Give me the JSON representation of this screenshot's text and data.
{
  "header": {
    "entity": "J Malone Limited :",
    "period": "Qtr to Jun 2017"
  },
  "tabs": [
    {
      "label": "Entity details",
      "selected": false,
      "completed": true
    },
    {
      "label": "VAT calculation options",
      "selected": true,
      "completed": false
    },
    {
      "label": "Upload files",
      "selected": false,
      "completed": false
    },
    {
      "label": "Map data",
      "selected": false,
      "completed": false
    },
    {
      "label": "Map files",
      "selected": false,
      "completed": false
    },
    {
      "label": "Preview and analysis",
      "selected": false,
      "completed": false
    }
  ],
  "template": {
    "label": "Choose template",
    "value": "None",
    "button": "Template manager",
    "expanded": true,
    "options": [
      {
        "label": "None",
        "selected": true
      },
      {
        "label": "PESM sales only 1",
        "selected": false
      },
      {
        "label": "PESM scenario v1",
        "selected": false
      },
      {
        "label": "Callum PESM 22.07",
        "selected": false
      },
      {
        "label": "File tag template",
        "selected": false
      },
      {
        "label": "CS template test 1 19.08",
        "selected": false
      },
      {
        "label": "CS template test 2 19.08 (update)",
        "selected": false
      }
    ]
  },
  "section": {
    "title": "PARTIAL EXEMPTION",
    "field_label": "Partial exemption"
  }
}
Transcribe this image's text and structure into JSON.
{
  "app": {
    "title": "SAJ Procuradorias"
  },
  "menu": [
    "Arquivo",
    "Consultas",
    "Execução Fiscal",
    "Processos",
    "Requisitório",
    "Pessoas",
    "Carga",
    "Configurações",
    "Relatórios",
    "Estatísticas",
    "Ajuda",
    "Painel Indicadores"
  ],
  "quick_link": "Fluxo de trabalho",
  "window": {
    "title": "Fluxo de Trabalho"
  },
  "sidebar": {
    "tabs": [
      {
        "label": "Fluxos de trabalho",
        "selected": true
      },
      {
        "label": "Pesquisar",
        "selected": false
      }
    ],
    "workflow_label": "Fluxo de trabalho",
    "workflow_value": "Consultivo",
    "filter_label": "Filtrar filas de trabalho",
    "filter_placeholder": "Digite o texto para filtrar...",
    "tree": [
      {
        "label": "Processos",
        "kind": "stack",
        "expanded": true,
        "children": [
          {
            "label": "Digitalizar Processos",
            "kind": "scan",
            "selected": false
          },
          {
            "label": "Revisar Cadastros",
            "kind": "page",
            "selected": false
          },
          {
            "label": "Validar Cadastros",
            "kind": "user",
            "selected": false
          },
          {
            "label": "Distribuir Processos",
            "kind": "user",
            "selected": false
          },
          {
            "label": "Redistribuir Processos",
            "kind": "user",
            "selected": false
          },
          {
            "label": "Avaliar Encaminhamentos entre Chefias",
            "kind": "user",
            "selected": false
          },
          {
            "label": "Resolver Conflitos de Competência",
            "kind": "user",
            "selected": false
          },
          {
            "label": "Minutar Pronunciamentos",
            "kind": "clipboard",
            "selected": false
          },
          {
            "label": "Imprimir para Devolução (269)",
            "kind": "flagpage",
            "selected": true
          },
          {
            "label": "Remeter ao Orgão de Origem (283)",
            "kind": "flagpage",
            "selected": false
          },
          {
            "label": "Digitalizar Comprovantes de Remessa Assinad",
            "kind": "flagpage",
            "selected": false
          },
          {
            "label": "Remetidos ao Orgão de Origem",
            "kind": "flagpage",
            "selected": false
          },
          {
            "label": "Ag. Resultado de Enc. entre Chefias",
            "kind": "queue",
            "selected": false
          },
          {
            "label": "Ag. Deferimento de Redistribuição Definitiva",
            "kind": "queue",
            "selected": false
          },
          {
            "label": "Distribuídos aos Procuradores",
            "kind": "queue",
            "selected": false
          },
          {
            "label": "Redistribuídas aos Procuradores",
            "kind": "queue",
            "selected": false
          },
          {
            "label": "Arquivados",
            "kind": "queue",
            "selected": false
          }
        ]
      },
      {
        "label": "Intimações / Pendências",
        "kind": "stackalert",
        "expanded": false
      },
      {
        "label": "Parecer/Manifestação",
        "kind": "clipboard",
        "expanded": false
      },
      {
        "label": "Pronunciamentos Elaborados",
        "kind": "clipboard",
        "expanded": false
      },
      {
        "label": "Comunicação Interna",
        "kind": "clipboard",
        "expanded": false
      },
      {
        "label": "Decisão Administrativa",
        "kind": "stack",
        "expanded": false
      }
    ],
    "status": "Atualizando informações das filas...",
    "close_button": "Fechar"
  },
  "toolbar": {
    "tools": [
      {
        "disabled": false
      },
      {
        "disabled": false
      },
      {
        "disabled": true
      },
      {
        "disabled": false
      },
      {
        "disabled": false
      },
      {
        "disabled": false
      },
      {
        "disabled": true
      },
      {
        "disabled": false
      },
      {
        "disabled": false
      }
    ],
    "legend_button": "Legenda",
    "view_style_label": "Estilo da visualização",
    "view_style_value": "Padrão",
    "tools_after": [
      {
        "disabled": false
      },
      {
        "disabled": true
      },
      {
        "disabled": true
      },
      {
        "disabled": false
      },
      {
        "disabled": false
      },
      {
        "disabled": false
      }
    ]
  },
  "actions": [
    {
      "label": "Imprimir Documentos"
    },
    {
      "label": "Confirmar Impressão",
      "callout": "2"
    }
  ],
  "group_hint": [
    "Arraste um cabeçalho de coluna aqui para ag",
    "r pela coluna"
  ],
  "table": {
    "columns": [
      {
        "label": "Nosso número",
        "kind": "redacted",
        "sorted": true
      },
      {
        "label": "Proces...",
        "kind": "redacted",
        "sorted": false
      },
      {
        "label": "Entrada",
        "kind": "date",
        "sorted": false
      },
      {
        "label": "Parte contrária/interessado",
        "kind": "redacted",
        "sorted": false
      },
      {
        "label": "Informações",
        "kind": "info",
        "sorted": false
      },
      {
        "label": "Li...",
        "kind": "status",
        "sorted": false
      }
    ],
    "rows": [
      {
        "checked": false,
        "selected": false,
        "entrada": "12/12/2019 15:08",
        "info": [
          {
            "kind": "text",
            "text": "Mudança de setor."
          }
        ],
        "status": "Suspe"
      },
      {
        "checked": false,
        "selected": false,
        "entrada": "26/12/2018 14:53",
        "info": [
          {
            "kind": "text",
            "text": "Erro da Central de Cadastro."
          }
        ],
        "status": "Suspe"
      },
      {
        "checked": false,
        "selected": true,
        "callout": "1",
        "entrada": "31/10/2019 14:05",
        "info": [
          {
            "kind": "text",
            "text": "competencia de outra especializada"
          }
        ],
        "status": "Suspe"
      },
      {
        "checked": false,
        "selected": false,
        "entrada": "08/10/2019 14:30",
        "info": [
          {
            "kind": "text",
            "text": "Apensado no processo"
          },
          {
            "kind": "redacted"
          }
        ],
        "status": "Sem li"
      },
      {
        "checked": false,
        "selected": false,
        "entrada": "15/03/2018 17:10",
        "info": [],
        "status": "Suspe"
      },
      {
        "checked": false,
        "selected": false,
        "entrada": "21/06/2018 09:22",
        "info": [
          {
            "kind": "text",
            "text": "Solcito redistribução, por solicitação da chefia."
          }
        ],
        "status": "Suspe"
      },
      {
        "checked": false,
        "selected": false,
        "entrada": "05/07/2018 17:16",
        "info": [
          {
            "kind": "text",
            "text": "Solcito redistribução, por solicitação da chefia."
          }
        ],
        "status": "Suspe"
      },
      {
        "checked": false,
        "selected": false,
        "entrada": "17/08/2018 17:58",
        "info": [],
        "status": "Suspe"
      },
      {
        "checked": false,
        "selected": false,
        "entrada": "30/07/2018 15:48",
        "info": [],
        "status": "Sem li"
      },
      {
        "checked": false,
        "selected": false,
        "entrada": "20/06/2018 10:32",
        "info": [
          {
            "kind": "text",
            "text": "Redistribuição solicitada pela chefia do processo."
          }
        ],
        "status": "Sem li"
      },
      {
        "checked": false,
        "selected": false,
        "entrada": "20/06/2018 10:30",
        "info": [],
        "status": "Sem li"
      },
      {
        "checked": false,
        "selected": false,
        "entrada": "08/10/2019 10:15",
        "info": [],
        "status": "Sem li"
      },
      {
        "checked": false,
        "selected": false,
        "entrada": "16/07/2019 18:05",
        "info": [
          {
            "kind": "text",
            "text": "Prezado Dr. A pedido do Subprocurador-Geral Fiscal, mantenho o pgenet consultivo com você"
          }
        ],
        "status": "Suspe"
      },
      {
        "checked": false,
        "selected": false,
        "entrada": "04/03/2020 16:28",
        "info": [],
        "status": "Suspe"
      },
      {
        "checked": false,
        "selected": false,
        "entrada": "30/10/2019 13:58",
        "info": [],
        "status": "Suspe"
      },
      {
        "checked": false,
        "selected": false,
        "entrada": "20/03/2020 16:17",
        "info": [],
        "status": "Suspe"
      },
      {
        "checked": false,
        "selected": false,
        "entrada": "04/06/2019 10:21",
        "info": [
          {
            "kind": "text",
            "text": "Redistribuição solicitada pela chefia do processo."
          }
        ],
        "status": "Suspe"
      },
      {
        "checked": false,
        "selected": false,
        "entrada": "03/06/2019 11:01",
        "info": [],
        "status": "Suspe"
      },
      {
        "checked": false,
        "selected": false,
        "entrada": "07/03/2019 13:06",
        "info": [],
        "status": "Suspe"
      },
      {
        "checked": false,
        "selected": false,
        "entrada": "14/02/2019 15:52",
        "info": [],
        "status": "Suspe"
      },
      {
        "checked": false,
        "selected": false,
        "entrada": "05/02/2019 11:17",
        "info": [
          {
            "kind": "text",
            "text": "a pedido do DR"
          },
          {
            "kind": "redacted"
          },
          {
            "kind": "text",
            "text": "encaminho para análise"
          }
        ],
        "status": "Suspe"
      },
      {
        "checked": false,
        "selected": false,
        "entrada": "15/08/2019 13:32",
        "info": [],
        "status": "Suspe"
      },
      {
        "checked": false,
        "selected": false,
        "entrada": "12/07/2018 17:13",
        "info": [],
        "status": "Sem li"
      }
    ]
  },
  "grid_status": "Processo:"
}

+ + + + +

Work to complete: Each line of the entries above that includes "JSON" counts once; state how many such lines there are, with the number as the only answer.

Result for this exercise: 2